> **TASK DIRECTIONS**: Using the records that follow, copy every line containing the word "Number".

****************************************

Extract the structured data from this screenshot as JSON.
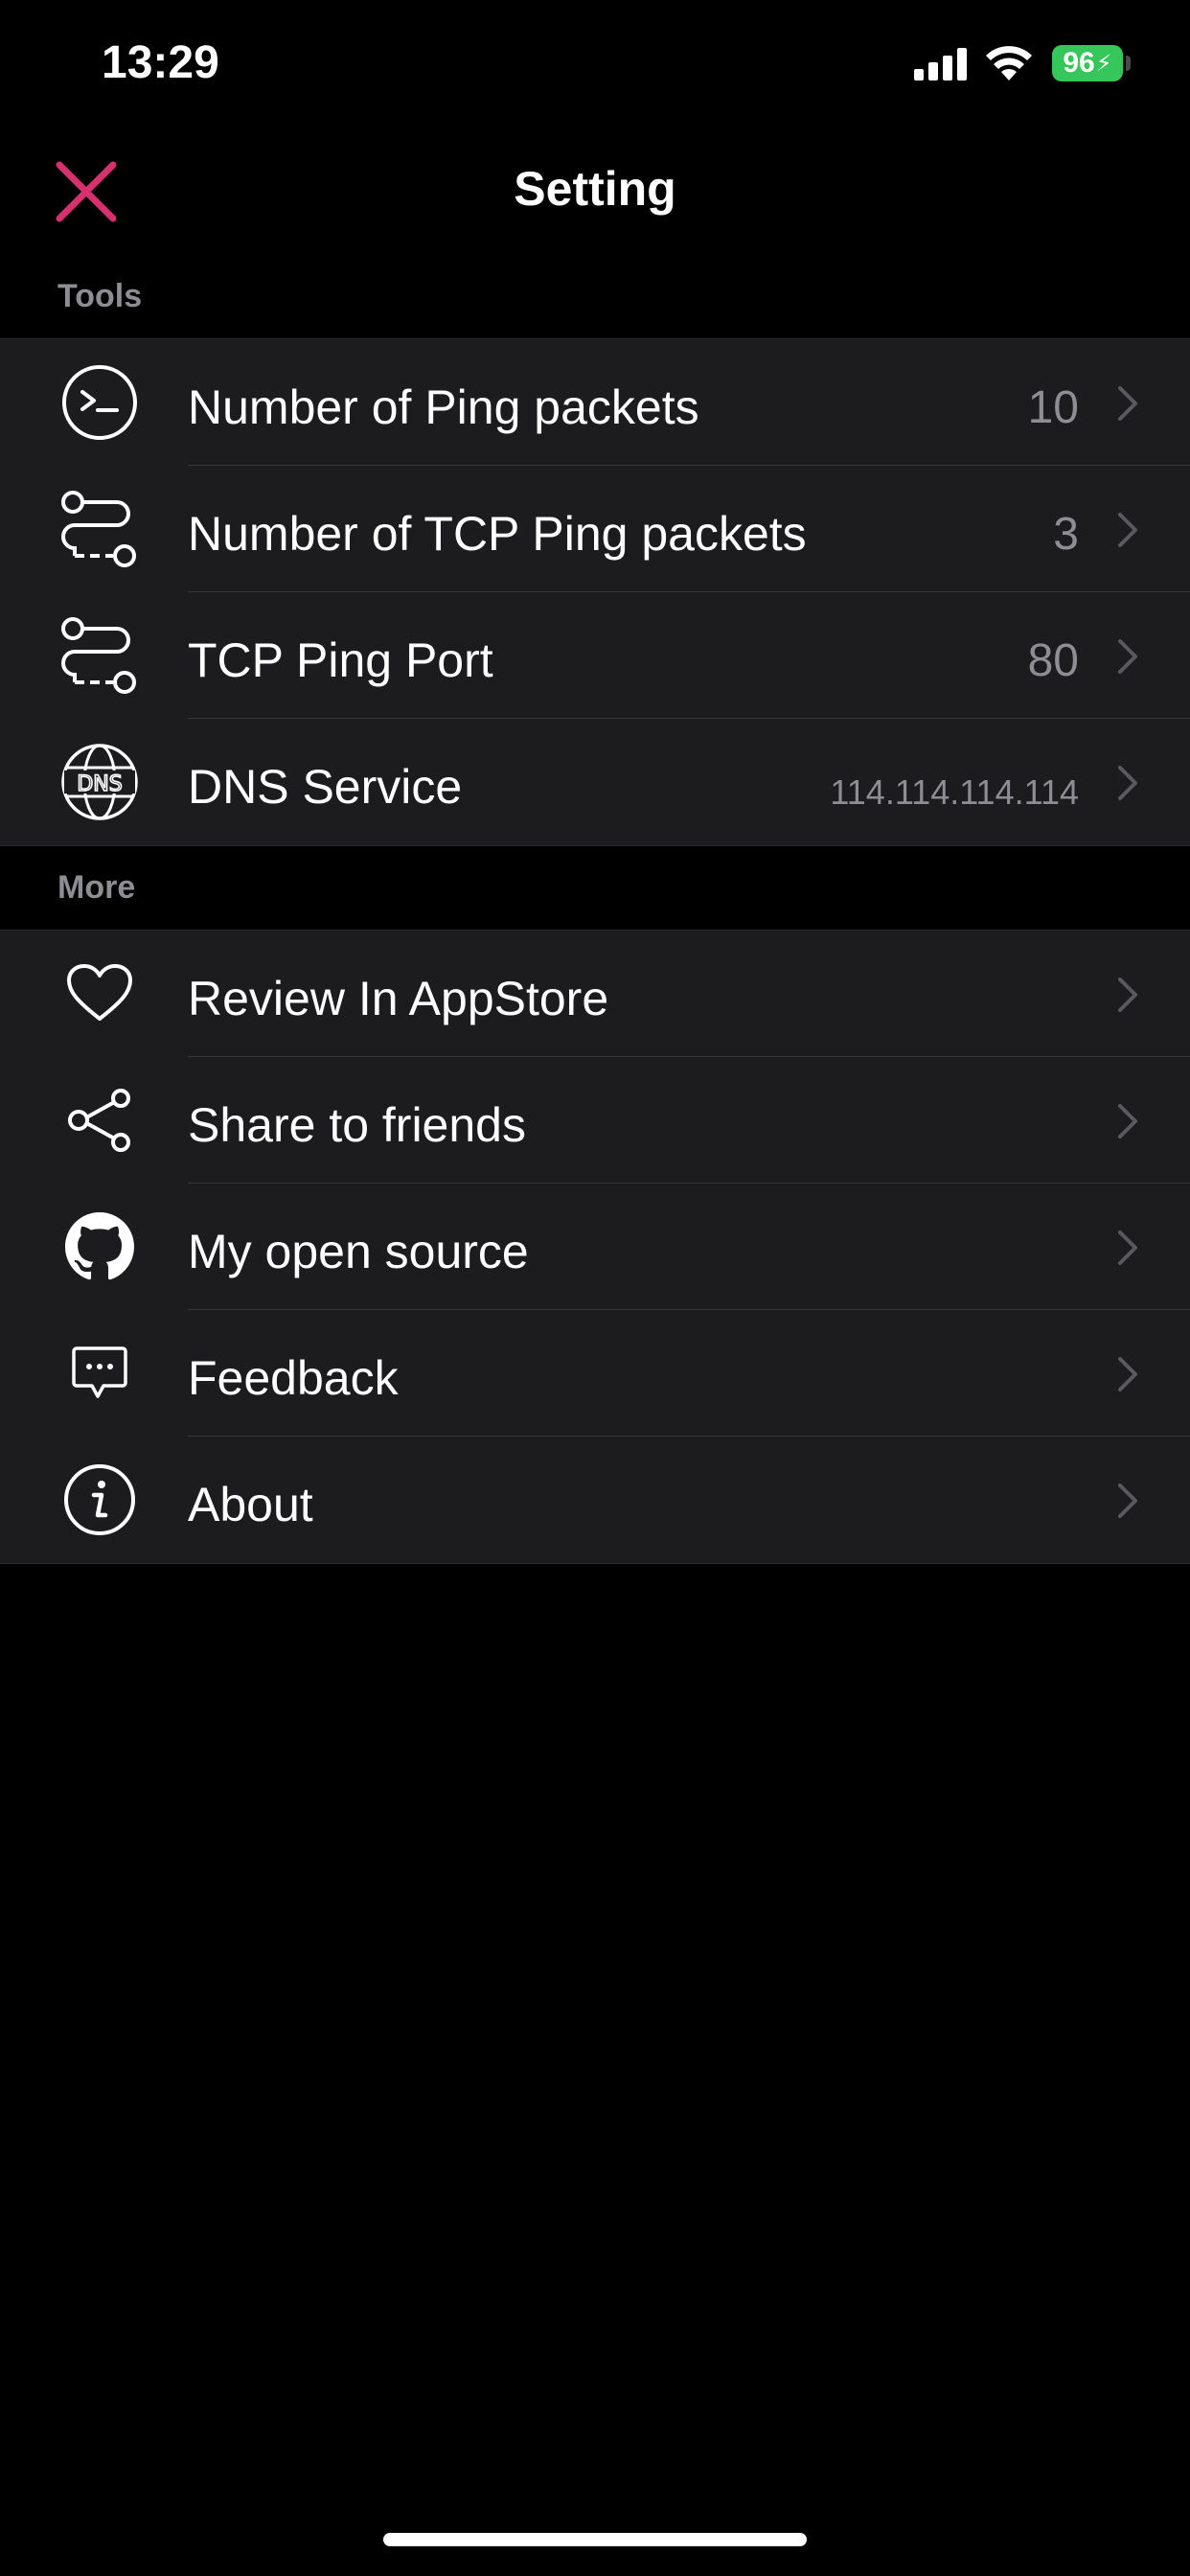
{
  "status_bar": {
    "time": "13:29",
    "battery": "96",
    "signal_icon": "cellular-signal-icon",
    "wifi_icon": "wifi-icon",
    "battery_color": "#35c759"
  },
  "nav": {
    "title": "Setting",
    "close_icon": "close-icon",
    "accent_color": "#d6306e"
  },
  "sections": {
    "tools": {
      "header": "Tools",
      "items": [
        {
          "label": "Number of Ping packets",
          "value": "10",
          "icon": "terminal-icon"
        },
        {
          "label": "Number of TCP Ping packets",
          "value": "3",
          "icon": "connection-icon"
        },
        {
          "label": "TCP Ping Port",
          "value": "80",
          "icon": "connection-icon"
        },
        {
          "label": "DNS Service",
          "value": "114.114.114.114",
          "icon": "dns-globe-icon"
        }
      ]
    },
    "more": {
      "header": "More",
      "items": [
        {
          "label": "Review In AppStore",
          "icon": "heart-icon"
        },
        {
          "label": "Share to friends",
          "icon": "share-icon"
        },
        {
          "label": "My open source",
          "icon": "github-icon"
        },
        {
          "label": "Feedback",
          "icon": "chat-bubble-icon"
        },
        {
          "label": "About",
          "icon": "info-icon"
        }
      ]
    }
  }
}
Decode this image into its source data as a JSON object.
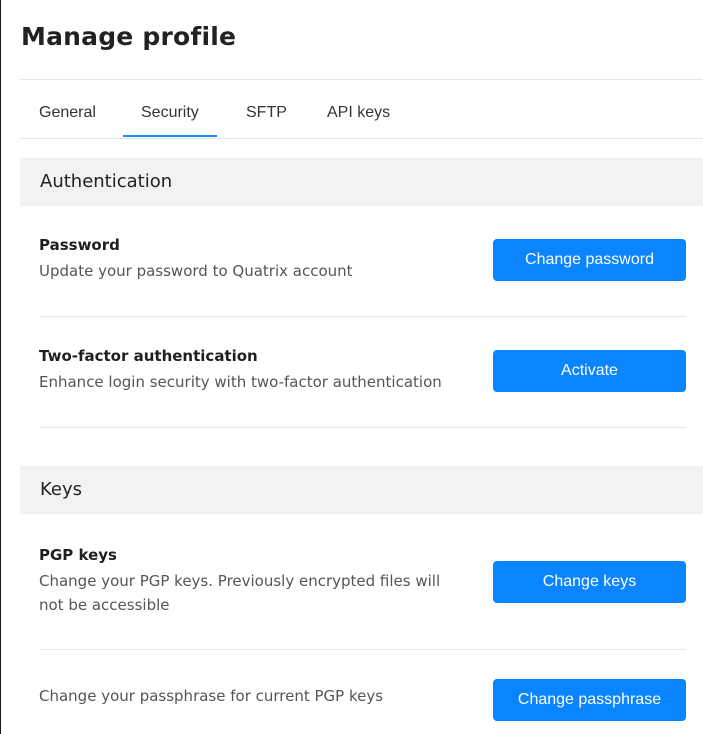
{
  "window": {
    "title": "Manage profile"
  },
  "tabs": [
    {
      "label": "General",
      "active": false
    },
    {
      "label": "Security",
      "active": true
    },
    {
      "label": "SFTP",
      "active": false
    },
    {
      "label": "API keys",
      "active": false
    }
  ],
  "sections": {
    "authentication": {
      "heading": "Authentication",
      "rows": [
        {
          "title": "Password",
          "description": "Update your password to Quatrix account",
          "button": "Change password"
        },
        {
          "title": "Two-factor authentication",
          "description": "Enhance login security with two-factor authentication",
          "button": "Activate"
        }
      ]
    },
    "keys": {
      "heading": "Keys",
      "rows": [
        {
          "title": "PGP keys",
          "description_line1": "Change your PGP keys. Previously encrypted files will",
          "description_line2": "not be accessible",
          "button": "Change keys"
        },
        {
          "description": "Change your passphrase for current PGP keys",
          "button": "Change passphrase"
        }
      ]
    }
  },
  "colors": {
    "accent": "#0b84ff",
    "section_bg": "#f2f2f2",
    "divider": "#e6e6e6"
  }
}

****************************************

> **REPLY**:
          "label": "Number of Ping packets",
          "label": "Number of TCP Ping packets",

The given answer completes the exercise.